In several interviews conducted since the June 26 incident, Omer has said that he couldn't control himself facing what he said was imminent "torture," and he fainted on the floor while one of his interrogators stepped on his neck.

"I completely lost consciousness. I was hearing the voices of the investigators around me. I felt they were torturing me. They kicked my face, my ears and my chest thinking I was faking fainting and I was fully awake. I tried to shout to ask them to stop. I tried to make them hear my voice, but there was no use.
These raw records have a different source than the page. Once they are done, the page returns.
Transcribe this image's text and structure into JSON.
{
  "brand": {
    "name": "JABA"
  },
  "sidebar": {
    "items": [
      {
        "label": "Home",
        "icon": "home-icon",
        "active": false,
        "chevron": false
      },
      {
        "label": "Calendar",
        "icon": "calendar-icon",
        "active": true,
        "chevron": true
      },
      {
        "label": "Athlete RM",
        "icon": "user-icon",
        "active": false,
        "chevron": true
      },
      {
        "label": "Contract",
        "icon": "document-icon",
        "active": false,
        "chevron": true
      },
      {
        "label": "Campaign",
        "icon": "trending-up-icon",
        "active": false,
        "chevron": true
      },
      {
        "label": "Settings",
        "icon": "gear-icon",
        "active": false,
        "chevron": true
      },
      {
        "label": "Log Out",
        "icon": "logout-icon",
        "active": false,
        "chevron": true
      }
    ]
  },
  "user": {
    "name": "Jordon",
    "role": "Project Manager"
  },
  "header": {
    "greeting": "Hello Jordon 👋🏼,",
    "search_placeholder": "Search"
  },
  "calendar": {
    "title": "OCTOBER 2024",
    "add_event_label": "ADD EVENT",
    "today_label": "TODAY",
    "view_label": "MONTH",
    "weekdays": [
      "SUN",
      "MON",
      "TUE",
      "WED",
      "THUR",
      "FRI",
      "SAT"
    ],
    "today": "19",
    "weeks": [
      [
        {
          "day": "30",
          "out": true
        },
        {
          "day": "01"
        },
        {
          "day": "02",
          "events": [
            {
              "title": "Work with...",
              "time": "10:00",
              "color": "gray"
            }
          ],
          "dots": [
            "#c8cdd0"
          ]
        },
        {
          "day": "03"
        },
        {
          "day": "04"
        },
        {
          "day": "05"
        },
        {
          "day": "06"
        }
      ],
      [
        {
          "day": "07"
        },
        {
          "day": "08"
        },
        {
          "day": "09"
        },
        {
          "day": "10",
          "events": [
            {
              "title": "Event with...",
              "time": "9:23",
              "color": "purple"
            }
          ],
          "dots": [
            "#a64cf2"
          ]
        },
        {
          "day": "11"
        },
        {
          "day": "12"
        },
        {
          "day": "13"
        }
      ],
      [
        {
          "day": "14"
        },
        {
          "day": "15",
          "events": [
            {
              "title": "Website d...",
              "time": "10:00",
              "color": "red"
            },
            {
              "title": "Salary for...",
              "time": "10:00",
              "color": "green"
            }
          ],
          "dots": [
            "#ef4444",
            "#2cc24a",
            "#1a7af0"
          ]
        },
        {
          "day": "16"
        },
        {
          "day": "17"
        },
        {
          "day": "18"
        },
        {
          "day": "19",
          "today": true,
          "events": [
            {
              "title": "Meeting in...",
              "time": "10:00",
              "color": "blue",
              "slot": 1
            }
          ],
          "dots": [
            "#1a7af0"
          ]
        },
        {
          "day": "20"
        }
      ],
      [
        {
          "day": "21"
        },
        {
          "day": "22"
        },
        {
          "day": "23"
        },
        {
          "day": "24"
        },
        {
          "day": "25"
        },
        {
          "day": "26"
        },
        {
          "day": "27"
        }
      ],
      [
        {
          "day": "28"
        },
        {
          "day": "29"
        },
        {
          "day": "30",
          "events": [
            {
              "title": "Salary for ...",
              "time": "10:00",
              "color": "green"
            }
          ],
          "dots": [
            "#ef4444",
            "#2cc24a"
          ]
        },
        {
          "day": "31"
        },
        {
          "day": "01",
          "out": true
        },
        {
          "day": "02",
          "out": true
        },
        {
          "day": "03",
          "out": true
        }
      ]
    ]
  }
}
I even lost my ability to talk," he told MENASSAT.

'Voice to the voiceless'

An Israeli security official admitted only that a body search and an examination of Omer's belongings were indeed carried out "because of the suspicion that he had been in contact with hostile elements and had been asked by them to smuggle something in."

But Omer contends that what he endured was due to the growing influence of his reporting.
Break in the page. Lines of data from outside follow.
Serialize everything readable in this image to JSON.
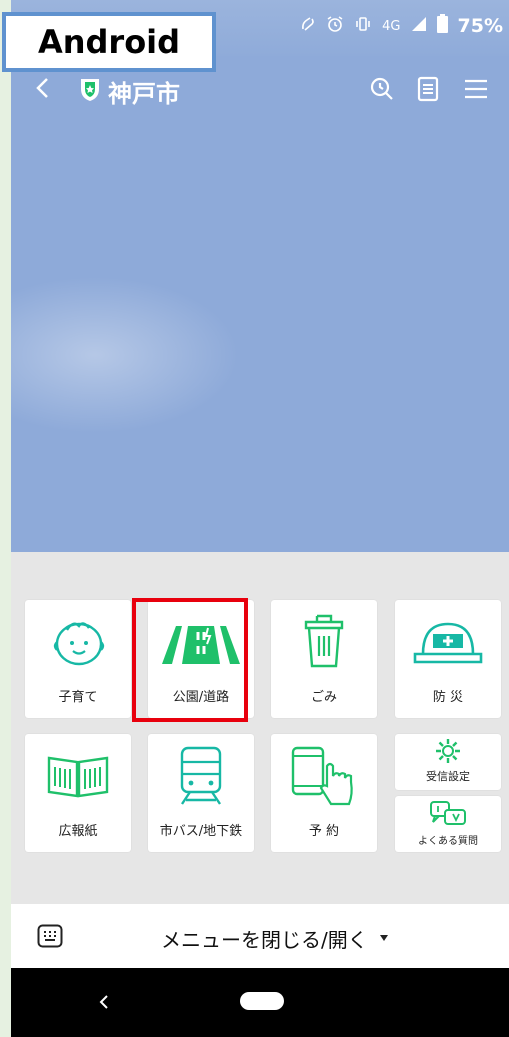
{
  "os_label": "Android",
  "status_bar": {
    "network": "4G",
    "battery": "75%",
    "icons": [
      "nfc-icon",
      "alarm-icon",
      "vibrate-icon",
      "signal-icon",
      "battery-icon"
    ]
  },
  "header": {
    "title": "神戸市",
    "icons": [
      "back-icon",
      "shield-icon",
      "search-history-icon",
      "notes-icon",
      "menu-icon"
    ]
  },
  "menu": {
    "tiles": [
      {
        "label": "子育て",
        "icon": "baby-face-icon"
      },
      {
        "label": "公園/道路",
        "icon": "road-icon",
        "highlighted": true
      },
      {
        "label": "ごみ",
        "icon": "trash-can-icon"
      },
      {
        "label": "防 災",
        "icon": "helmet-icon"
      },
      {
        "label": "広報紙",
        "icon": "newspaper-icon"
      },
      {
        "label": "市バス/地下鉄",
        "icon": "train-icon"
      },
      {
        "label": "予 約",
        "icon": "phone-tap-icon"
      },
      {
        "label": "受信設定",
        "icon": "gear-icon"
      },
      {
        "label": "よくある質問",
        "icon": "qa-bubble-icon"
      }
    ]
  },
  "footer": {
    "label": "メニューを閉じる/開く",
    "icons": [
      "keyboard-icon",
      "caret-down-icon"
    ]
  },
  "navbar": {
    "icons": [
      "nav-back-icon",
      "home-pill-icon"
    ]
  },
  "colors": {
    "accent_green": "#1fc06a",
    "header_bg": "#8eaad9",
    "highlight_red": "#e8000d",
    "badge_border": "#5f92cf"
  }
}
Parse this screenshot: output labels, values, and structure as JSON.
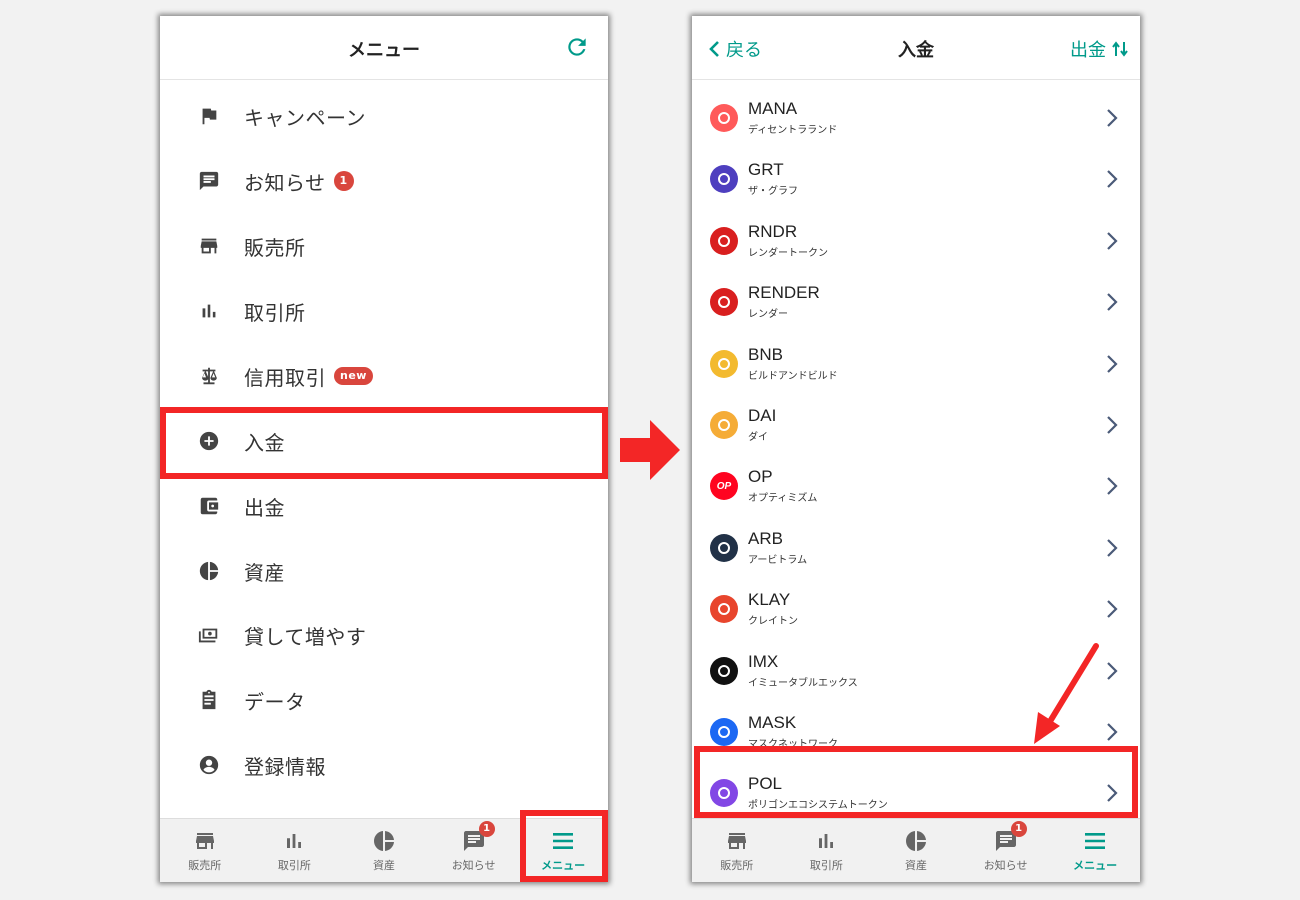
{
  "left_screen": {
    "title": "メニュー",
    "menu": [
      {
        "label": "キャンペーン",
        "icon": "flag-icon"
      },
      {
        "label": "お知らせ",
        "icon": "message-icon",
        "badge": "1"
      },
      {
        "label": "販売所",
        "icon": "store-icon"
      },
      {
        "label": "取引所",
        "icon": "bar-chart-icon"
      },
      {
        "label": "信用取引",
        "icon": "scale-icon",
        "badge": "new"
      },
      {
        "label": "入金",
        "icon": "plus-circle-icon"
      },
      {
        "label": "出金",
        "icon": "wallet-icon"
      },
      {
        "label": "資産",
        "icon": "pie-chart-icon"
      },
      {
        "label": "貸して増やす",
        "icon": "cash-icon"
      },
      {
        "label": "データ",
        "icon": "clipboard-icon"
      },
      {
        "label": "登録情報",
        "icon": "account-circle-icon"
      }
    ]
  },
  "right_screen": {
    "back_label": "戻る",
    "title": "入金",
    "withdraw_label": "出金",
    "coins": [
      {
        "symbol": "MANA",
        "name": "ディセントラランド",
        "color": "#ff5a5a"
      },
      {
        "symbol": "GRT",
        "name": "ザ・グラフ",
        "color": "#4e3fbf"
      },
      {
        "symbol": "RNDR",
        "name": "レンダートークン",
        "color": "#d91f1f"
      },
      {
        "symbol": "RENDER",
        "name": "レンダー",
        "color": "#d91f1f"
      },
      {
        "symbol": "BNB",
        "name": "ビルドアンドビルド",
        "color": "#f3ba2f"
      },
      {
        "symbol": "DAI",
        "name": "ダイ",
        "color": "#f5ac37"
      },
      {
        "symbol": "OP",
        "name": "オプティミズム",
        "color": "#ff0420",
        "icon_text": "OP"
      },
      {
        "symbol": "ARB",
        "name": "アービトラム",
        "color": "#213147"
      },
      {
        "symbol": "KLAY",
        "name": "クレイトン",
        "color": "#e8452d"
      },
      {
        "symbol": "IMX",
        "name": "イミュータブルエックス",
        "color": "#111111"
      },
      {
        "symbol": "MASK",
        "name": "マスクネットワーク",
        "color": "#1c68f3"
      },
      {
        "symbol": "POL",
        "name": "ポリゴンエコシステムトークン",
        "color": "#8247e5"
      }
    ]
  },
  "tabbar": {
    "tabs": [
      {
        "label": "販売所",
        "icon": "store-icon"
      },
      {
        "label": "取引所",
        "icon": "bar-chart-icon"
      },
      {
        "label": "資産",
        "icon": "pie-chart-icon"
      },
      {
        "label": "お知らせ",
        "icon": "message-icon",
        "badge": "1"
      },
      {
        "label": "メニュー",
        "icon": "hamburger-icon",
        "active": true
      }
    ]
  },
  "colors": {
    "accent": "#009a8a",
    "highlight": "#f32626",
    "badge": "#d9463d"
  }
}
Omer began reporting at the age of 17. In 2005, he started a blog called Rafa Today where he faithfully charted the daily suffering of Gazans living under crippling economic sanctions and the constant threat of Israeli military incursions.

His blog and subsequent reporting for outlets like Inter Press Service, Electronic Intifada, and The New Statesman brought the situation of Palestinians living in Gaza to the attention of a number of diplomats in the U.K. and in the European parliament.
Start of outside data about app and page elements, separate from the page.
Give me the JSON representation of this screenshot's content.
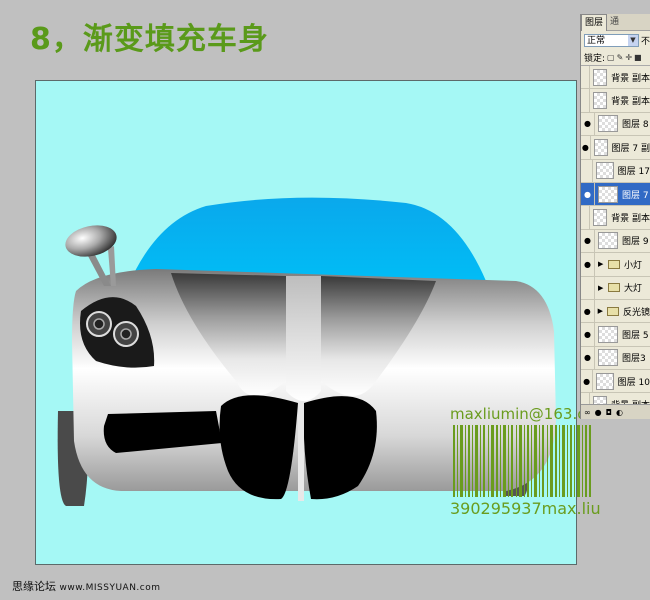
{
  "title": "8，渐变填充车身",
  "watermark": {
    "email": "maxliumin@163.com",
    "code": "390295937max.liu"
  },
  "footer": {
    "site_name": "思缘论坛",
    "site_url": "www.MISSYUAN.com"
  },
  "layers_panel": {
    "tab_layers": "图层",
    "tab_other": "通",
    "blend_mode": "正常",
    "opacity_label_partial": "不",
    "lock_label": "锁定:",
    "layers": [
      {
        "name": "背景 副本",
        "visible": false,
        "selected": false,
        "type": "layer"
      },
      {
        "name": "背景 副本",
        "visible": false,
        "selected": false,
        "type": "layer"
      },
      {
        "name": "图层 8",
        "visible": true,
        "selected": false,
        "type": "layer"
      },
      {
        "name": "图层 7 副",
        "visible": true,
        "selected": false,
        "type": "layer"
      },
      {
        "name": "图层 17",
        "visible": false,
        "selected": false,
        "type": "layer"
      },
      {
        "name": "图层 7",
        "visible": true,
        "selected": true,
        "type": "layer"
      },
      {
        "name": "背景 副本",
        "visible": false,
        "selected": false,
        "type": "layer"
      },
      {
        "name": "图层 9",
        "visible": true,
        "selected": false,
        "type": "layer"
      },
      {
        "name": "小灯",
        "visible": true,
        "selected": false,
        "type": "group"
      },
      {
        "name": "大灯",
        "visible": false,
        "selected": false,
        "type": "group"
      },
      {
        "name": "反光镜",
        "visible": true,
        "selected": false,
        "type": "group"
      },
      {
        "name": "图层 5",
        "visible": true,
        "selected": false,
        "type": "layer"
      },
      {
        "name": "图层3",
        "visible": true,
        "selected": false,
        "type": "layer"
      },
      {
        "name": "图层 10",
        "visible": true,
        "selected": false,
        "type": "layer"
      },
      {
        "name": "背景 副本",
        "visible": false,
        "selected": false,
        "type": "layer"
      }
    ]
  },
  "colors": {
    "canvas_bg": "#a5f8f5",
    "windshield": "#05b5f0",
    "title_green": "#5a9a1a",
    "watermark_green": "#6a9c1e",
    "selected_layer": "#316ac5"
  }
}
"After seeing these [personal] accounts and pictures in my blog and elsewhere, some European MP's sent objection letters to their Israeli embassies denouncing what was happening in Gaza," Omer told MENASSAT.

"I think that annoyed the Israeli occupation authorities and what pushed them to approve the Dutch embassy effort [to help me leave] Gaza was that they didn't want me to return to the Palestinian territories."

Ultimately, the Dutch embassy assisted Omer's transfer from a hospital in the West Bank town of Jericho to a hospital in Gaza.

Israel has drawn much criticism for recent incidents involving its treatment of the media. On April 15, an Israeli tank killed Reuters' Palestinian cameraman Fadel Shana’s during a day when the Israeli military killed 20 Palestinians. It occurred during a month-long military offensive that claimed the lives of over 130 Gazans, including dozens of civilians.

An Israeli investigation into the matter has been launched but the results have yet to be released.

Meanwhile, Omer remains in hospital after officials there confirmed that he suffered a nervous breakdown and that his ribs had been broken during the incident.

Read more:


Giving voice to the voiceless in Gaza
Posted on 06/12/2008 - 16:06
24-year old Mohammed Omer from Rafah is the youngest recipient ever of the prestigious Martha Gellhorn Prize for Journalism. MENASSAT caught up with the young journalist and blogger during a trip to Sweden. Mohammen by Lattuf 

From IPS:

Israelis Assault Award Winning IPS Journalist


Israel denies mistreating Gaza reporter